Fitbit: Because the tingle feels so good

What David Sedaris learnt about the world from his fitness tracker
Saudis risk new Muslim division with proposal to move Mohamed’s tomb

Saudis risk new Muslim division with proposal to move Mohamed’s tomb

Second-holiest site in Islam attracts millions of pilgrims each year
Alexander Fury: The designer names to look for at fashion week this season

The big names to look for this fashion week

This week, designers begin to show their spring 2015 collections in New York
Will Self: 'I like Orwell's writing as much as the next talented mediocrity'

'I like Orwell's writing as much as the next talented mediocrity'

Will Self takes aim at Orwell's rules for writing plain English
Meet Afghanistan's middle-class paint-ballers

Meet Afghanistan's middle-class paint-ballers

Toy guns proving a popular diversion in a country flooded with the real thing
Al Pacino wows Venice

Al Pacino wows Venice

Ham among the brilliance as actor premieres two films at festival
Neil Lawson Baker interview: ‘I’ve gained so much from art. It’s only right to give something back’.

Neil Lawson Baker interview

‘I’ve gained so much from art. It’s only right to give something back’.
The other Mugabe who is lining up for the Zimbabwean presidency

The other Mugabe who is lining up for the Zimbabwean presidency

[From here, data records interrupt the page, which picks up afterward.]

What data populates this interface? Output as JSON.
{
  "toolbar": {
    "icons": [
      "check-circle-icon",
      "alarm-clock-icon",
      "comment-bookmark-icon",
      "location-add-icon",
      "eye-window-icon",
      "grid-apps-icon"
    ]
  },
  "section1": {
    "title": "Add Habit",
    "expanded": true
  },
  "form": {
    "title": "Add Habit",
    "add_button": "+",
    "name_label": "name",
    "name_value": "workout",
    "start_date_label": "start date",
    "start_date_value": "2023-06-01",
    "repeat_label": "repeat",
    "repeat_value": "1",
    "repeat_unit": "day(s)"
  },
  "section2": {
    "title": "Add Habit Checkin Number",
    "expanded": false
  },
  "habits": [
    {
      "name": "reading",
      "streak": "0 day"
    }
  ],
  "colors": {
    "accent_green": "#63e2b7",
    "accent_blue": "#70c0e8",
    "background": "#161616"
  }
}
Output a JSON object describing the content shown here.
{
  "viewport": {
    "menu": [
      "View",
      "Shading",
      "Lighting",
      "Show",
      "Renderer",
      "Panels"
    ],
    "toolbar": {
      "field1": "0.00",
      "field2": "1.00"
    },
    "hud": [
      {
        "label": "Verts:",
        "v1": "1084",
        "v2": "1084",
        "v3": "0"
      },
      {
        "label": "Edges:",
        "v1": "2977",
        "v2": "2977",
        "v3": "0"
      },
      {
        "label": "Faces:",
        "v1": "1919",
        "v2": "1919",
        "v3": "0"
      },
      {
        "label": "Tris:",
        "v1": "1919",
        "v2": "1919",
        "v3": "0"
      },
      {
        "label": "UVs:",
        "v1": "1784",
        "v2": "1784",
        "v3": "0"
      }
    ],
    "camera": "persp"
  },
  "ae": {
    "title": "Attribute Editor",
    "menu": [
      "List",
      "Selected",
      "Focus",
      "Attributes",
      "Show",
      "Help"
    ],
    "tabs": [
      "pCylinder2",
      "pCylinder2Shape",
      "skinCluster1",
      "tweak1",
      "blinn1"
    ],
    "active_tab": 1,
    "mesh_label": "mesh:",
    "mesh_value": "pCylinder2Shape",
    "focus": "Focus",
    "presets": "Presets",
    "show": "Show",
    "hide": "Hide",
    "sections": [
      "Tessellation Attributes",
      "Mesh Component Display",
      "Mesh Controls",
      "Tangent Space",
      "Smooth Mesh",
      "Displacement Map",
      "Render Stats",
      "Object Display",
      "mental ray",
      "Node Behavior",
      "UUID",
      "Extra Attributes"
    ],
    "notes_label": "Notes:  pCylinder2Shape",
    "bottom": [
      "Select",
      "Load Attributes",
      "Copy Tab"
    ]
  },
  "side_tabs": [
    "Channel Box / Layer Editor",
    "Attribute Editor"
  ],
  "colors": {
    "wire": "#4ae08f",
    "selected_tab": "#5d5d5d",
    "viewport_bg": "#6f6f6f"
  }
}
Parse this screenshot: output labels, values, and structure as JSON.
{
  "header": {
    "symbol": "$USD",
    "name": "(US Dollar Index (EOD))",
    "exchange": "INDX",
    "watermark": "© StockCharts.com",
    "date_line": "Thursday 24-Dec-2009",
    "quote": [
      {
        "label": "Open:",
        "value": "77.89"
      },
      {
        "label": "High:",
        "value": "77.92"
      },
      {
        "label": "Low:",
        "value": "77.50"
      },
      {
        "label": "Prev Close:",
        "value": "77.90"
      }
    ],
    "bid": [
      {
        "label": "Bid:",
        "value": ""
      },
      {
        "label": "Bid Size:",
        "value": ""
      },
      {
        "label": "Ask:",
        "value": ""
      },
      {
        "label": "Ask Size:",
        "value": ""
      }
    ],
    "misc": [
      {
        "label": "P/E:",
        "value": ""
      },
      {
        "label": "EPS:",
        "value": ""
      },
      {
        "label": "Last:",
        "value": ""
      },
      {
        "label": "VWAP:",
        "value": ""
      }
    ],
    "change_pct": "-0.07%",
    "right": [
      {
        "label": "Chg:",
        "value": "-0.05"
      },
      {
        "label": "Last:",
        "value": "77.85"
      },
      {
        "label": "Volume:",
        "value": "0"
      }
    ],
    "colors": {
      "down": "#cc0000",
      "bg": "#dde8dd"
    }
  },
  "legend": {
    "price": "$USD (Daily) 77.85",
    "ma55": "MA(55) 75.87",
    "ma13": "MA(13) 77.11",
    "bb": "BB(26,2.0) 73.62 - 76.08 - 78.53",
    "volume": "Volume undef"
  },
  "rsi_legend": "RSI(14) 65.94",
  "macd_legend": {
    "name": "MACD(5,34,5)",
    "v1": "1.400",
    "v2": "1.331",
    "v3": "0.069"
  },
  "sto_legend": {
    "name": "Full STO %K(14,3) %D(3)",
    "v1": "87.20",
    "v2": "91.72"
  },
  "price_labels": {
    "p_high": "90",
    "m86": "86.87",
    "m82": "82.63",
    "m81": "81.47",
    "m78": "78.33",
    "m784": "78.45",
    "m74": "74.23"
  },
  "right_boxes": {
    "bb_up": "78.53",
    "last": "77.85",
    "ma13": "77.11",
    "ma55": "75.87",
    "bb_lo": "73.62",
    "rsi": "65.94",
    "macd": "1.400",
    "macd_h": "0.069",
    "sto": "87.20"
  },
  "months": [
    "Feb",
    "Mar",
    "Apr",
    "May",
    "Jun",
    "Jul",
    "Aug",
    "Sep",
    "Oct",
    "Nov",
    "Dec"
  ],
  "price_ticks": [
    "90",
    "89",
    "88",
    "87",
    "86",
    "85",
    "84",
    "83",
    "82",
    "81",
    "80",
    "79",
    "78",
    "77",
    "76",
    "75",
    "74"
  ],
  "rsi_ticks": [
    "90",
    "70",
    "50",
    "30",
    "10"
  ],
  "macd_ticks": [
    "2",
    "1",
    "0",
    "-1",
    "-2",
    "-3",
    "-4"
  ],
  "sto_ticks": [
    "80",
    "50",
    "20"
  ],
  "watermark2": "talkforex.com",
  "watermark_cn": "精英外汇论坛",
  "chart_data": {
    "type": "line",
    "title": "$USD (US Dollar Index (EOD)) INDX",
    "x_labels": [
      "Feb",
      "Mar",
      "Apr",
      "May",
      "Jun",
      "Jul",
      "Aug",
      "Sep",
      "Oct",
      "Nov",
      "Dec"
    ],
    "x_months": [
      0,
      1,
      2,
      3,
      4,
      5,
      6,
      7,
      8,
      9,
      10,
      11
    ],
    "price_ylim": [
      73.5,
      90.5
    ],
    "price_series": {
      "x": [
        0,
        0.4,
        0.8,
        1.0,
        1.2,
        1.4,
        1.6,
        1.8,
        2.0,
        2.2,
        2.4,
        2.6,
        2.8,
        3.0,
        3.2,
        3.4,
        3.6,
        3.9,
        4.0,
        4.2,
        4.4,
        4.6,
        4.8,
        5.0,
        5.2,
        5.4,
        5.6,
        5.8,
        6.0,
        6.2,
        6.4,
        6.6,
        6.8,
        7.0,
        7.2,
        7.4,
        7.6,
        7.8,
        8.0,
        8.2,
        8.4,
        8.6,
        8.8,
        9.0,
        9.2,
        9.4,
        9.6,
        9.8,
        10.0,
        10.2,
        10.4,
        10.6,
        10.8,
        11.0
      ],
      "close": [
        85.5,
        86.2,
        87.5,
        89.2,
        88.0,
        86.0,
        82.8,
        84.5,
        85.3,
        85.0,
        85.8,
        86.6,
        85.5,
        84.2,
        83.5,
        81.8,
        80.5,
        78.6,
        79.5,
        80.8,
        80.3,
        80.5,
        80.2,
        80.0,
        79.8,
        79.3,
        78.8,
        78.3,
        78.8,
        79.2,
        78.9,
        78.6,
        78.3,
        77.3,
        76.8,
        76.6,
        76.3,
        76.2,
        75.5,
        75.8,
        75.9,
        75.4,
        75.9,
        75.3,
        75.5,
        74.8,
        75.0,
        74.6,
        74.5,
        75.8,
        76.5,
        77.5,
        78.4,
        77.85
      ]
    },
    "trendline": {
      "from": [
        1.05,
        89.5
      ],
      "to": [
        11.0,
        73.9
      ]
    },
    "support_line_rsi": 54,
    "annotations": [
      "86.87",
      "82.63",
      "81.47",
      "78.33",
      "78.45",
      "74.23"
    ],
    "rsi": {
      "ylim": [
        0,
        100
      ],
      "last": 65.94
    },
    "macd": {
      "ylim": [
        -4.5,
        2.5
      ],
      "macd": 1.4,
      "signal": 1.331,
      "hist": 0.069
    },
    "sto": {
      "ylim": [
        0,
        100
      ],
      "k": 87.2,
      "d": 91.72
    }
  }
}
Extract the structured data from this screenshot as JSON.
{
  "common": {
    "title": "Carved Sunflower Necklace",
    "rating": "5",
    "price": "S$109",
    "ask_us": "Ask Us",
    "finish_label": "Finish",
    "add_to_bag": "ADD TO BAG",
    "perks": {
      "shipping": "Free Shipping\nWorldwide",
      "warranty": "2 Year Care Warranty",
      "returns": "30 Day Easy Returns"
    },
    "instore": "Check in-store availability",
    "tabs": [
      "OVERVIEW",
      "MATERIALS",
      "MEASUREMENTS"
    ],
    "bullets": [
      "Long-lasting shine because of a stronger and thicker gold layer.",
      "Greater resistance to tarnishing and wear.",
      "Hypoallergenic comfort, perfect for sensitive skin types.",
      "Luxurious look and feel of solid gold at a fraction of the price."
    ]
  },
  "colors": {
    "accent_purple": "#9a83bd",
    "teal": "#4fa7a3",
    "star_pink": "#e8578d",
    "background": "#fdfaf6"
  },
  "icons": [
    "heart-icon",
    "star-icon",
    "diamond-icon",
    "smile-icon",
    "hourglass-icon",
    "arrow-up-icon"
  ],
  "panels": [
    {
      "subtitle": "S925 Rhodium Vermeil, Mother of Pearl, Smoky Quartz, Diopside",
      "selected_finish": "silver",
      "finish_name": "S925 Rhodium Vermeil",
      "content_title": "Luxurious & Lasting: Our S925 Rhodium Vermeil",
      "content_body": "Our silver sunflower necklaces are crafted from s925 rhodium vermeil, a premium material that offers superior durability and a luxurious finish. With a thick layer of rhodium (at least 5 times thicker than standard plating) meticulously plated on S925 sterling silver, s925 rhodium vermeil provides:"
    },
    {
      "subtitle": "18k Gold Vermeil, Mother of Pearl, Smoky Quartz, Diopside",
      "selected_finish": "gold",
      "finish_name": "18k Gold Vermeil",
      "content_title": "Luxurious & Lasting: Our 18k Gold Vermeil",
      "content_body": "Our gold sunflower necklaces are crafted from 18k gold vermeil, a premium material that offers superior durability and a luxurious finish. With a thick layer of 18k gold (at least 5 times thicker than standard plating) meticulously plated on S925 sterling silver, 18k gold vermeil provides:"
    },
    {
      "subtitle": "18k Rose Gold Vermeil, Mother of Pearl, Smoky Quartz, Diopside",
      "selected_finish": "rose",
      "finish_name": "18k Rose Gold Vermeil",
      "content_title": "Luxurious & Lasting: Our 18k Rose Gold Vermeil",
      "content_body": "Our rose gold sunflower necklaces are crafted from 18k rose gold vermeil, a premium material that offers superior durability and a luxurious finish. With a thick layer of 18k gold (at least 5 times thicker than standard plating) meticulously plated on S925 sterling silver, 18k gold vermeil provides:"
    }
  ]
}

Wife of President Robert Mugabe appears to have her sights set on succeeding her husband
The model of a gadget launch: Cultivate an atmosphere of mystery and excitement to sell stuff people didn't realise they needed

The model for a gadget launch

Cultivate an atmosphere of mystery and excitement to sell stuff people didn't realise they needed
Alice Roberts: She's done pretty well, for a boffin without a beard

She's done pretty well, for a boffin without a beard

Alice Roberts talks about her new book on evolution - and why her early TV work drew flak from (mostly male) colleagues
Get well soon, Joan Rivers - an inspiration, whether she likes it or not

Get well soon, Joan Rivers

She is awful. But she's also wonderful, not in spite of but because of the fact she's forever saying appalling things, argues Ellen E Jones
Doctor Who Into the Dalek review: A classic sci-fi adventure with all the spectacle of a blockbuster

A fresh take on an old foe

Doctor Who Into the Dalek more than compensated for last week's nonsensical offering